(Element data from apps and pages)
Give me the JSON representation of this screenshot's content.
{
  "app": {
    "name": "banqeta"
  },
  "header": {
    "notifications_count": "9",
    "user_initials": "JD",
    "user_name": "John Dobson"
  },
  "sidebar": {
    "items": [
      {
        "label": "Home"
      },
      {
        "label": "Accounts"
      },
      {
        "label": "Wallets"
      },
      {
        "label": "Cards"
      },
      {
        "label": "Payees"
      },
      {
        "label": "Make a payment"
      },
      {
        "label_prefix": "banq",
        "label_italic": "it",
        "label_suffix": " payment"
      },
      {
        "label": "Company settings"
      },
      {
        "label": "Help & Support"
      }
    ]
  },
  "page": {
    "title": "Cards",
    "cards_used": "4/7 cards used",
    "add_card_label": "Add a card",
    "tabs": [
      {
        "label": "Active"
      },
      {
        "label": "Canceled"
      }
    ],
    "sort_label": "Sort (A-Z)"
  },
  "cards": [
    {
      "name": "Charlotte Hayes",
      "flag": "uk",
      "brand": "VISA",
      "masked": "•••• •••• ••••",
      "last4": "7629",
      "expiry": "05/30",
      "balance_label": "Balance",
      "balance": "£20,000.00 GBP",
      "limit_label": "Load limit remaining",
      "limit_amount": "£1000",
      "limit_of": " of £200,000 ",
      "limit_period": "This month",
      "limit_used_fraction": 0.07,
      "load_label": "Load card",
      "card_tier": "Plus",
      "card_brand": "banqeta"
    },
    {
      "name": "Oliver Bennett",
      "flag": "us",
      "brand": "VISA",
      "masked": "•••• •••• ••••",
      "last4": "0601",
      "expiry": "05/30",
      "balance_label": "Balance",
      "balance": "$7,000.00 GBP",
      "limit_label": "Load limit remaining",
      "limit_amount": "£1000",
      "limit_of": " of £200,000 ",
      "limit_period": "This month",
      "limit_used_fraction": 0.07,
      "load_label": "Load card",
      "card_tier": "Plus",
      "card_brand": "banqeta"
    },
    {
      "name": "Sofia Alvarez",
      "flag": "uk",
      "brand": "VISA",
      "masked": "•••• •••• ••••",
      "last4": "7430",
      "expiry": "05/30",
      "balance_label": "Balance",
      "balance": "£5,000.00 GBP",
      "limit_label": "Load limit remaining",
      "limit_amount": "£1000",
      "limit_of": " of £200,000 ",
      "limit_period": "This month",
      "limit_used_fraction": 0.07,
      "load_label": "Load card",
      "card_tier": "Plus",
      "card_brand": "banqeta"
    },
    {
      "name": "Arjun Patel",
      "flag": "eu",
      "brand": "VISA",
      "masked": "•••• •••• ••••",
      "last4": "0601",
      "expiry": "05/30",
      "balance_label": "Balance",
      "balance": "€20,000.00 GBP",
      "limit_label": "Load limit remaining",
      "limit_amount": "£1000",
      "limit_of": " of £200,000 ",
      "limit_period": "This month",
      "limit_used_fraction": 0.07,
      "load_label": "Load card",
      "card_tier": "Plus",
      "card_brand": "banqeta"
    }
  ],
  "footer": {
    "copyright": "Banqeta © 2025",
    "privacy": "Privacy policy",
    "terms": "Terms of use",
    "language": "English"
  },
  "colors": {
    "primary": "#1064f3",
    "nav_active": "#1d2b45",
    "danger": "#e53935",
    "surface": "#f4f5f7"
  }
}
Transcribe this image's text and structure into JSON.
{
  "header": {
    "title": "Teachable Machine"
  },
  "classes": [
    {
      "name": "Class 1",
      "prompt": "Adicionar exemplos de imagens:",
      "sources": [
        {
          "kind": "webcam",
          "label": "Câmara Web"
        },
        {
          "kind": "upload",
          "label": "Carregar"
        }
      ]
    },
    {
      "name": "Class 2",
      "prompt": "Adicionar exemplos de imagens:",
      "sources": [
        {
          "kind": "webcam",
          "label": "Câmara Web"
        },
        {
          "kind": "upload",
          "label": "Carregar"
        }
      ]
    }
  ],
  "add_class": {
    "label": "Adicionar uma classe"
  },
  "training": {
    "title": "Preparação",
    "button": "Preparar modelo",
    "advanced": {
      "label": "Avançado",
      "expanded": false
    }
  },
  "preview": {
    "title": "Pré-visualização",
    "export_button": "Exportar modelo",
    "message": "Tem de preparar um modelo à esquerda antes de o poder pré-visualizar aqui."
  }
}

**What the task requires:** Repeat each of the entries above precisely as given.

**Expected answer:**
Give me the JSON representation of this screenshot's content.
{
  "app": {
    "name": "banqeta"
  },
  "header": {
    "notifications_count": "9",
    "user_initials": "JD",
    "user_name": "John Dobson"
  },
  "sidebar": {
    "items": [
      {
        "label": "Home"
      },
      {
        "label": "Accounts"
      },
      {
        "label": "Wallets"
      },
      {
        "label": "Cards"
      },
      {
        "label": "Payees"
      },
      {
        "label": "Make a payment"
      },
      {
        "label_prefix": "banq",
        "label_italic": "it",
        "label_suffix": " payment"
      },
      {
        "label": "Company settings"
      },
      {
        "label": "Help & Support"
      }
    ]
  },
  "page": {
    "title": "Cards",
    "cards_used": "4/7 cards used",
    "add_card_label": "Add a card",
    "tabs": [
      {
        "label": "Active"
      },
      {
        "label": "Canceled"
      }
    ],
    "sort_label": "Sort (A-Z)"
  },
  "cards": [
    {
      "name": "Charlotte Hayes",
      "flag": "uk",
      "brand": "VISA",
      "masked": "•••• •••• ••••",
      "last4": "7629",
      "expiry": "05/30",
      "balance_label": "Balance",
      "balance": "£20,000.00 GBP",
      "limit_label": "Load limit remaining",
      "limit_amount": "£1000",
      "limit_of": " of £200,000 ",
      "limit_period": "This month",
      "limit_used_fraction": 0.07,
      "load_label": "Load card",
      "card_tier": "Plus",
      "card_brand": "banqeta"
    },
    {
      "name": "Oliver Bennett",
      "flag": "us",
      "brand": "VISA",
      "masked": "•••• •••• ••••",
      "last4": "0601",
      "expiry": "05/30",
      "balance_label": "Balance",
      "balance": "$7,000.00 GBP",
      "limit_label": "Load limit remaining",
      "limit_amount": "£1000",
      "limit_of": " of £200,000 ",
      "limit_period": "This month",
      "limit_used_fraction": 0.07,
      "load_label": "Load card",
      "card_tier": "Plus",
      "card_brand": "banqeta"
    },
    {
      "name": "Sofia Alvarez",
      "flag": "uk",
      "brand": "VISA",
      "masked": "•••• •••• ••••",
      "last4": "7430",
      "expiry": "05/30",
      "balance_label": "Balance",
      "balance": "£5,000.00 GBP",
      "limit_label": "Load limit remaining",
      "limit_amount": "£1000",
      "limit_of": " of £200,000 ",
      "limit_period": "This month",
      "limit_used_fraction": 0.07,
      "load_label": "Load card",
      "card_tier": "Plus",
      "card_brand": "banqeta"
    },
    {
      "name": "Arjun Patel",
      "flag": "eu",
      "brand": "VISA",
      "masked": "•••• •••• ••••",
      "last4": "0601",
      "expiry": "05/30",
      "balance_label": "Balance",
      "balance": "€20,000.00 GBP",
      "limit_label": "Load limit remaining",
      "limit_amount": "£1000",
      "limit_of": " of £200,000 ",
      "limit_period": "This month",
      "limit_used_fraction": 0.07,
      "load_label": "Load card",
      "card_tier": "Plus",
      "card_brand": "banqeta"
    }
  ],
  "footer": {
    "copyright": "Banqeta © 2025",
    "privacy": "Privacy policy",
    "terms": "Terms of use",
    "language": "English"
  },
  "colors": {
    "primary": "#1064f3",
    "nav_active": "#1d2b45",
    "danger": "#e53935",
    "surface": "#f4f5f7"
  }
}
Transcribe this image's text and structure into JSON.
{
  "header": {
    "title": "Teachable Machine"
  },
  "classes": [
    {
      "name": "Class 1",
      "prompt": "Adicionar exemplos de imagens:",
      "sources": [
        {
          "kind": "webcam",
          "label": "Câmara Web"
        },
        {
          "kind": "upload",
          "label": "Carregar"
        }
      ]
    },
    {
      "name": "Class 2",
      "prompt": "Adicionar exemplos de imagens:",
      "sources": [
        {
          "kind": "webcam",
          "label": "Câmara Web"
        },
        {
          "kind": "upload",
          "label": "Carregar"
        }
      ]
    }
  ],
  "add_class": {
    "label": "Adicionar uma classe"
  },
  "training": {
    "title": "Preparação",
    "button": "Preparar modelo",
    "advanced": {
      "label": "Avançado",
      "expanded": false
    }
  },
  "preview": {
    "title": "Pré-visualização",
    "export_button": "Exportar modelo",
    "message": "Tem de preparar um modelo à esquerda antes de o poder pré-visualizar aqui."
  }
}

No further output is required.